Is there too much training?

Question from Parent:

Is there too much training? Sometimes I feel that coaches big-up the childs skills to get the parent to send them to more coaching lessons. Often when they go to these additional coaching lessons, there can 20 other kids on the ice with 2-3 coaches on the ice - how does this benefit the child doing this additional coaching? I personally feel it is a bit of a con so the coached get more cash. At a young age (10) should they be doing training 5-6 days a week - is this good for their body growth? I am new to Canada so I am unsure if this is normal practice? Any light you can provide on this would be great. Thanks

My Answer

Well, first, it's a highly subjective question. You will get many different answers from many different people. I'm sure there are some coaches that use extra sessions as a cash grab, but the reality is that most kids will improve the more they skate, even if they're not getting a lot of one-on-one coach attention. Group stroking sessions can be very effective if the skaters take them seriously and work hard at them. A little correction with a lot of group practice can improve skills so I don't mind seeing 20 kids and one coach if the coach has them all engaged.

As to how many days to train, that is very dependant on the skater and where they are in their development. I'd recommend reviewing the Skate Canada Long Term Athlete Development document. It has a lot of information about athlete development and has some guidelines on how much a skater should be training at various ages and stages of their development. I'm assuming a lot of research went into this document so it's probably your best objective reference.

My daughter was skating 5 times a week when she was 10 and competing as a pre-juvenile. She was combining that with 3 or 4 45-minute off-ice training sessions that were specific to figure skating (stretching, core strengthing, conditioning). Some kids at the same age and level skate quite a bit more, some skate less. My daughter wasn't getting burned out physically or mentally with this level of training and was showing good improvement so we felt it was the right level of training for her. She sustained no injuries at this training level and seemed very structurally healthy. No issues with joints, muscles or bones. For two weeks of skate camp in the summer she trainined 9 hours on the ice and 10 off. I wouldn't recommend keeping that up for the whole year at that age but some kids do.

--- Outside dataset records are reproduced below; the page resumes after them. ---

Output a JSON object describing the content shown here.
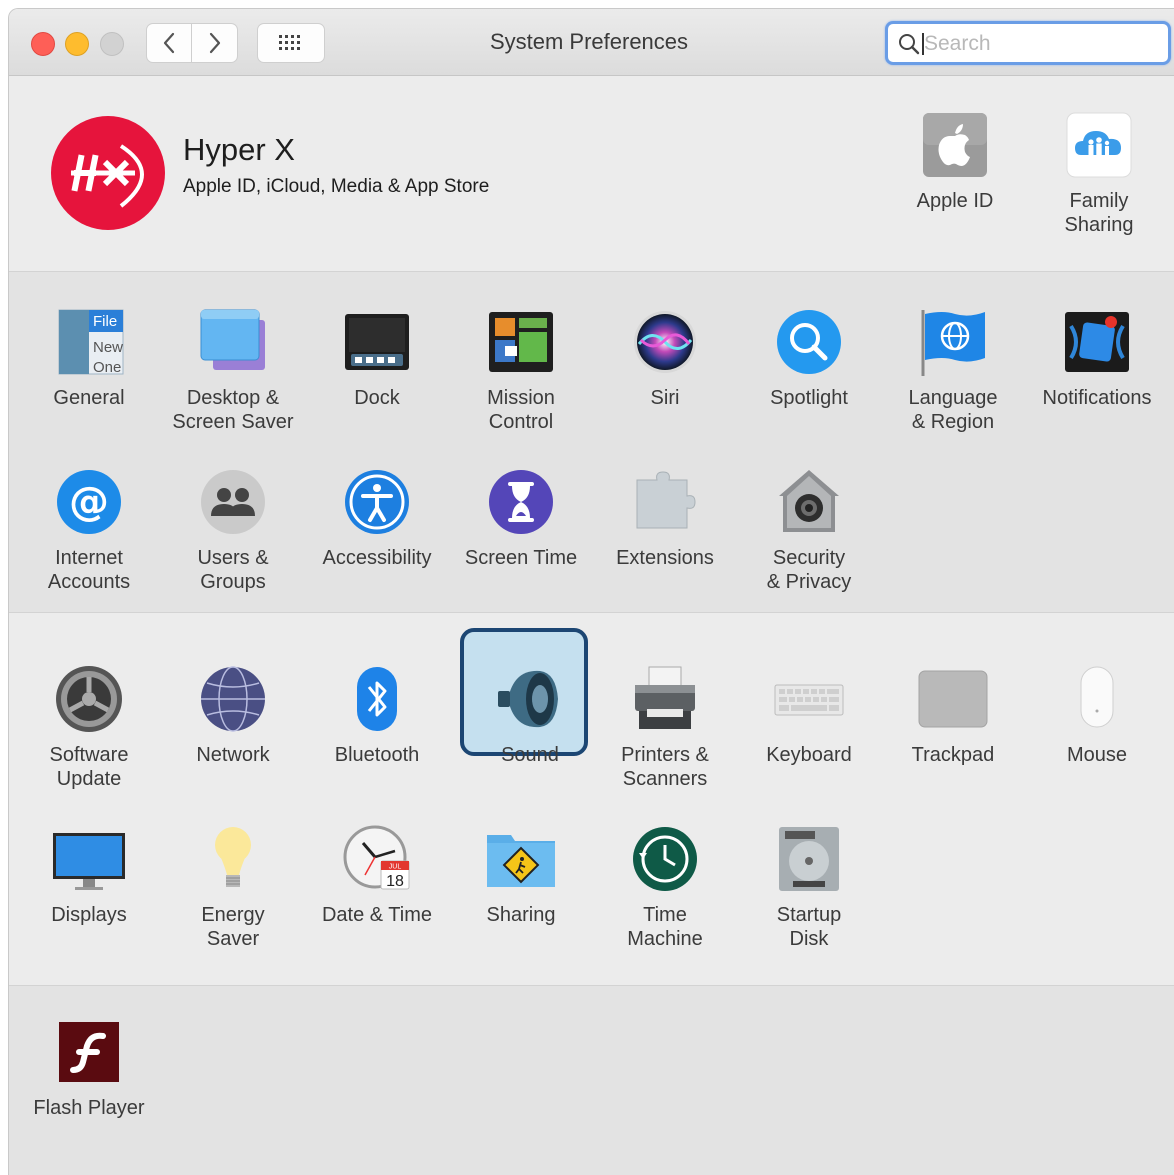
{
  "window": {
    "title": "System Preferences",
    "search_placeholder": "Search"
  },
  "account": {
    "name": "Hyper X",
    "subtitle": "Apple ID, iCloud, Media & App Store",
    "items": [
      {
        "label": "Apple ID",
        "icon": "apple-id-icon"
      },
      {
        "label": "Family\nSharing",
        "icon": "family-sharing-icon"
      }
    ]
  },
  "section1": [
    {
      "label": "General",
      "icon": "general-icon"
    },
    {
      "label": "Desktop &\nScreen Saver",
      "icon": "desktop-screen-saver-icon"
    },
    {
      "label": "Dock",
      "icon": "dock-icon"
    },
    {
      "label": "Mission\nControl",
      "icon": "mission-control-icon"
    },
    {
      "label": "Siri",
      "icon": "siri-icon"
    },
    {
      "label": "Spotlight",
      "icon": "spotlight-icon"
    },
    {
      "label": "Language\n& Region",
      "icon": "language-region-icon"
    },
    {
      "label": "Notifications",
      "icon": "notifications-icon"
    },
    {
      "label": "Internet\nAccounts",
      "icon": "internet-accounts-icon"
    },
    {
      "label": "Users &\nGroups",
      "icon": "users-groups-icon"
    },
    {
      "label": "Accessibility",
      "icon": "accessibility-icon"
    },
    {
      "label": "Screen Time",
      "icon": "screen-time-icon"
    },
    {
      "label": "Extensions",
      "icon": "extensions-icon"
    },
    {
      "label": "Security\n& Privacy",
      "icon": "security-privacy-icon"
    }
  ],
  "section2": [
    {
      "label": "Software\nUpdate",
      "icon": "software-update-icon"
    },
    {
      "label": "Network",
      "icon": "network-icon"
    },
    {
      "label": "Bluetooth",
      "icon": "bluetooth-icon"
    },
    {
      "label": "Sound",
      "icon": "sound-icon",
      "selected": true
    },
    {
      "label": "Printers &\nScanners",
      "icon": "printers-scanners-icon"
    },
    {
      "label": "Keyboard",
      "icon": "keyboard-icon"
    },
    {
      "label": "Trackpad",
      "icon": "trackpad-icon"
    },
    {
      "label": "Mouse",
      "icon": "mouse-icon"
    },
    {
      "label": "Displays",
      "icon": "displays-icon"
    },
    {
      "label": "Energy\nSaver",
      "icon": "energy-saver-icon"
    },
    {
      "label": "Date & Time",
      "icon": "date-time-icon"
    },
    {
      "label": "Sharing",
      "icon": "sharing-icon"
    },
    {
      "label": "Time\nMachine",
      "icon": "time-machine-icon"
    },
    {
      "label": "Startup\nDisk",
      "icon": "startup-disk-icon"
    }
  ],
  "section3": [
    {
      "label": "Flash Player",
      "icon": "flash-player-icon"
    }
  ],
  "icon_text": {
    "general": [
      "File",
      "New",
      "One"
    ],
    "calendar_month": "JUL",
    "calendar_day": "18"
  }
}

I'm definitely not an expert on youth physical development but I believe that kids shouldn't be using free weights or weight machines. My daughter's off-ice training is based on isometrics and exercises that work their body against gravity or against other muscles which I think is a healthy approach. Maybe there's a time when weights are necessary but I don't know when that is.

I think it's also important to have a balanced training program on the ice. If a skater is focusing on a small set of skills, there is probably a higher risk of repetitive stress injury.